++++ Available data
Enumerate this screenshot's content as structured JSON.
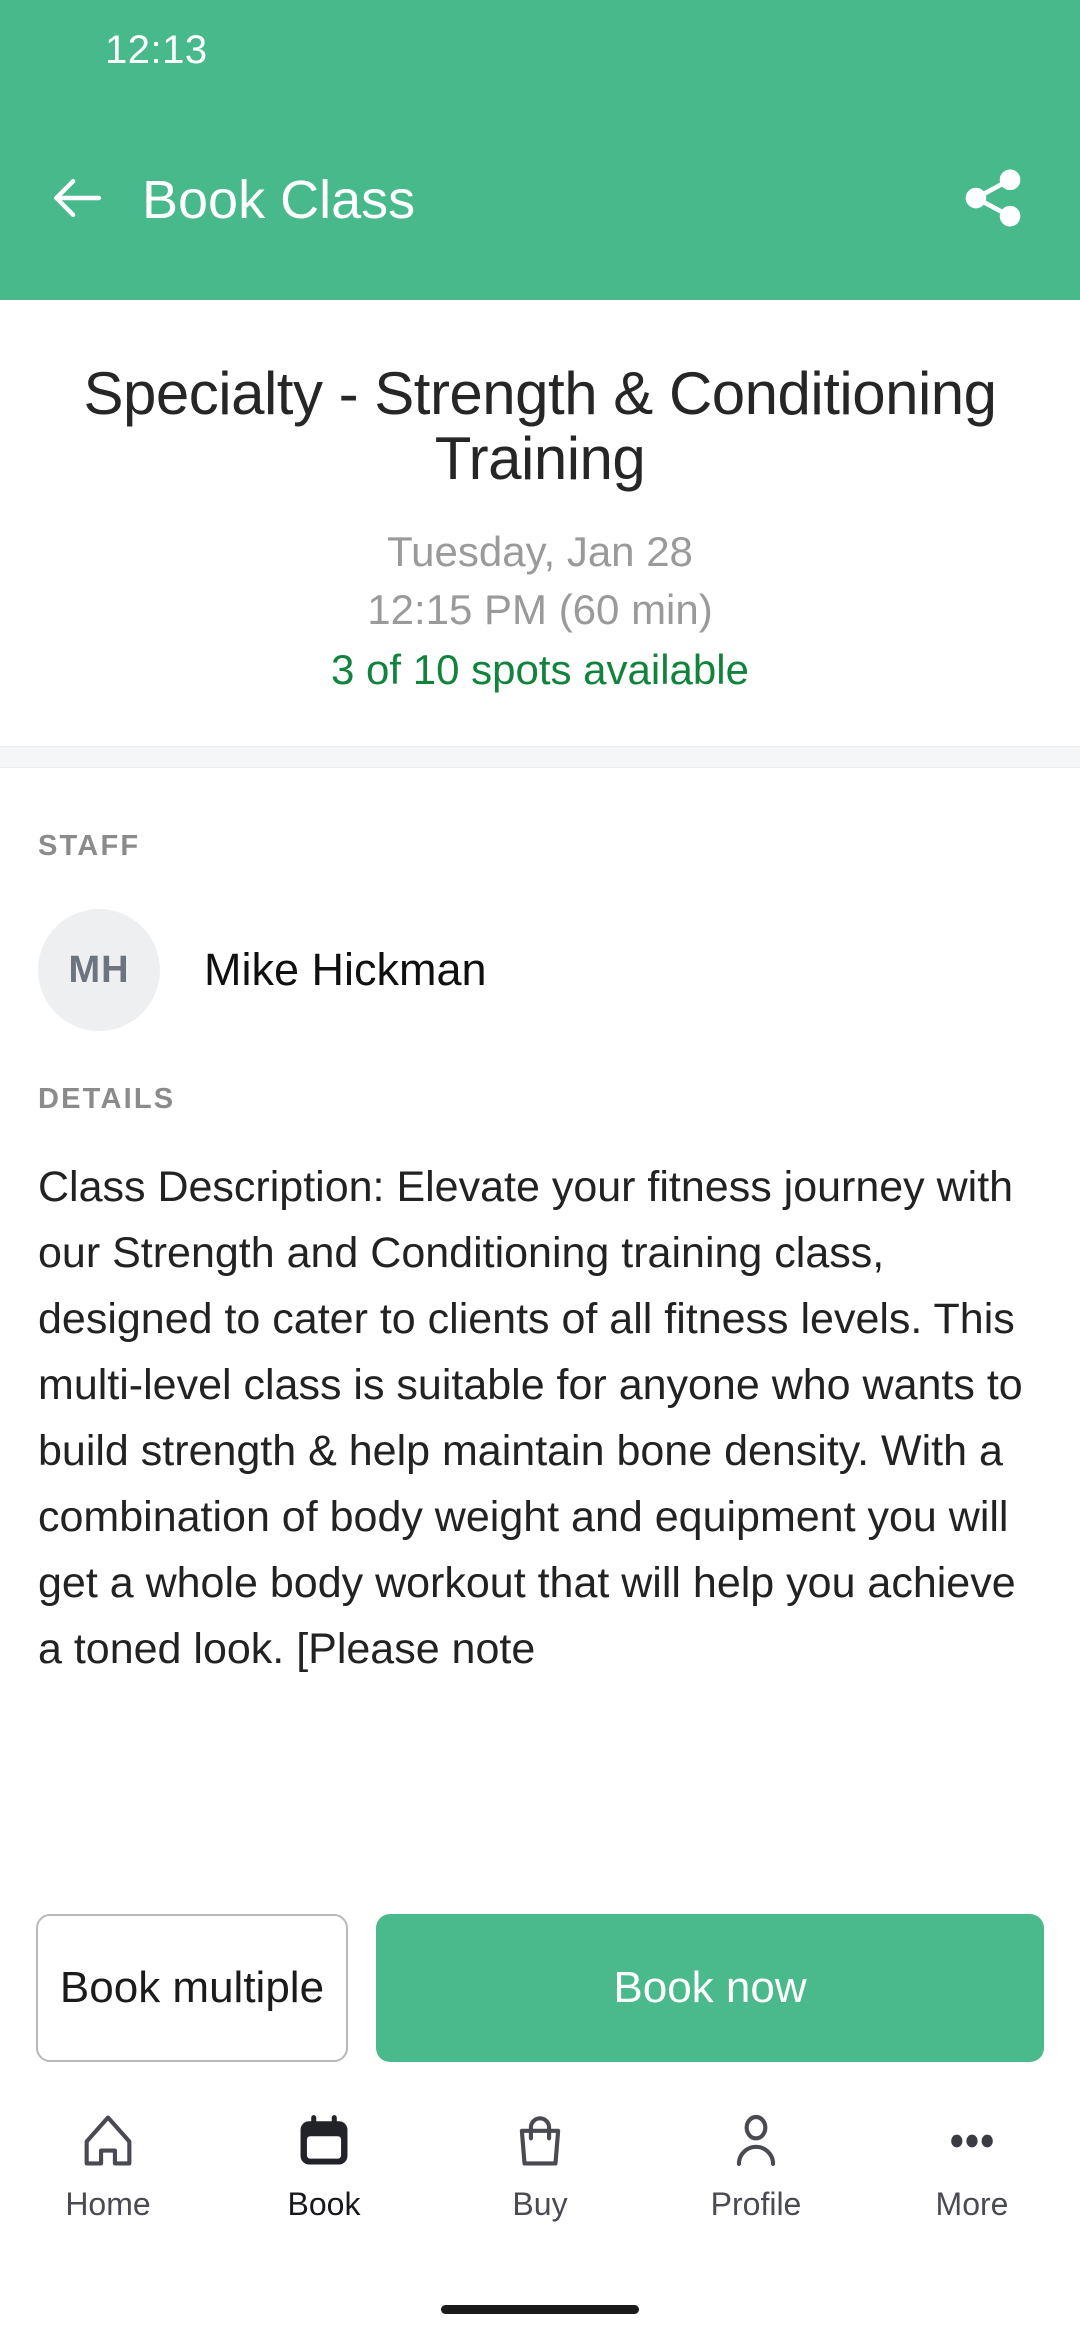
{
  "theme": {
    "brand_green": "#48B98A",
    "spots_green": "#12833C",
    "muted_gray": "#9A9A9A",
    "label_gray": "#8B8B8B"
  },
  "status_bar": {
    "clock": "12:13"
  },
  "app_bar": {
    "back_icon": "arrow-left-icon",
    "title": "Book Class",
    "share_icon": "share-icon"
  },
  "class_header": {
    "title": "Specialty - Strength & Conditioning Training",
    "date": "Tuesday, Jan 28",
    "time": "12:15 PM (60 min)",
    "spots": "3 of 10 spots available"
  },
  "staff": {
    "section_label": "STAFF",
    "avatar_initials": "MH",
    "name": "Mike Hickman"
  },
  "details": {
    "section_label": "DETAILS",
    "description": "Class Description: Elevate your fitness journey with our Strength and Conditioning training class, designed to cater to clients of all fitness levels. This multi-level class is suitable for anyone who wants to build strength & help maintain bone density. With a combination of body weight and equipment you will get a whole body workout that will help you achieve a toned look. [Please note"
  },
  "actions": {
    "book_multiple_label": "Book multiple",
    "book_now_label": "Book now"
  },
  "bottom_nav": {
    "items": [
      {
        "label": "Home",
        "icon": "home-icon",
        "active": false
      },
      {
        "label": "Book",
        "icon": "calendar-icon",
        "active": true
      },
      {
        "label": "Buy",
        "icon": "bag-icon",
        "active": false
      },
      {
        "label": "Profile",
        "icon": "person-icon",
        "active": false
      },
      {
        "label": "More",
        "icon": "ellipsis-icon",
        "active": false
      }
    ]
  }
}
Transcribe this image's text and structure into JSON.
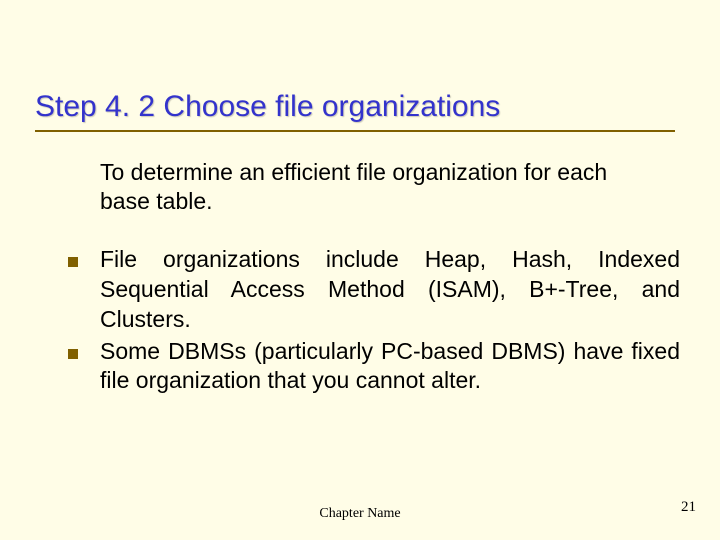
{
  "slide": {
    "title": "Step 4. 2  Choose file organizations",
    "intro": "To determine an efficient file organization for each base table.",
    "bullets": [
      "File organizations include Heap, Hash, Indexed Sequential Access Method (ISAM), B+-Tree, and Clusters.",
      "Some DBMSs (particularly PC-based DBMS) have fixed file organization that you cannot alter."
    ],
    "footer_center": "Chapter Name",
    "footer_page": "21"
  }
}
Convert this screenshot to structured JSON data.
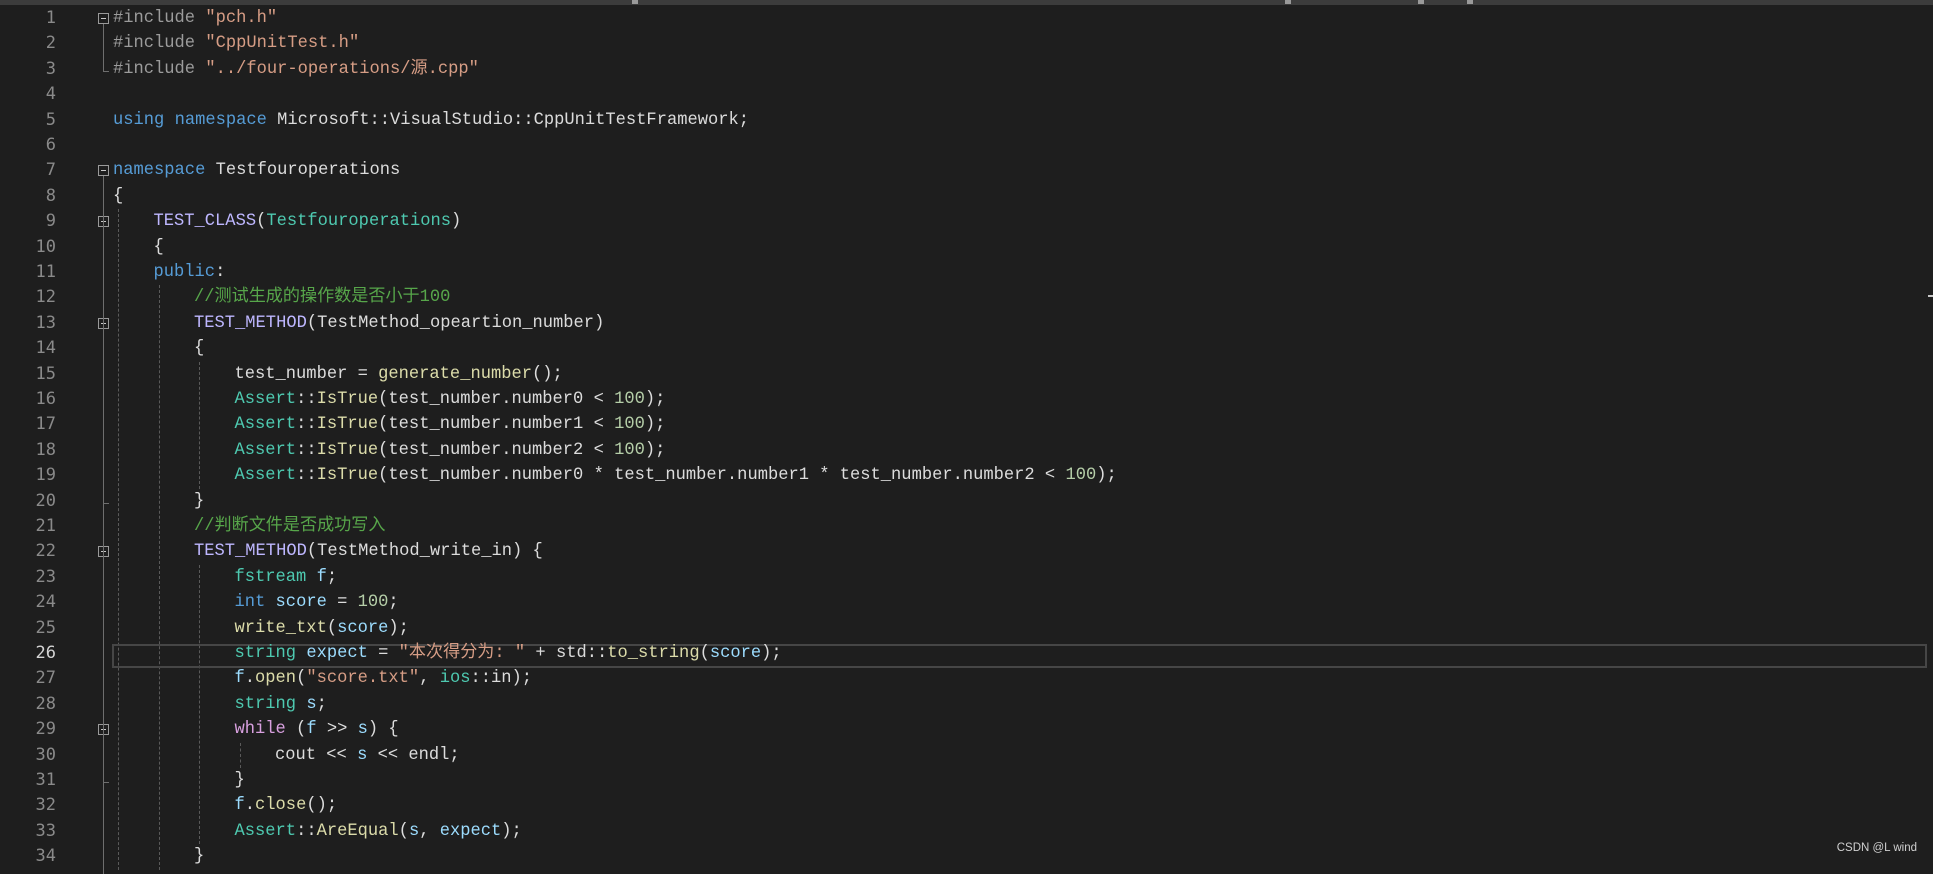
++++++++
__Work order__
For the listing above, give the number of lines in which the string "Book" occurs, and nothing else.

__Task result__
4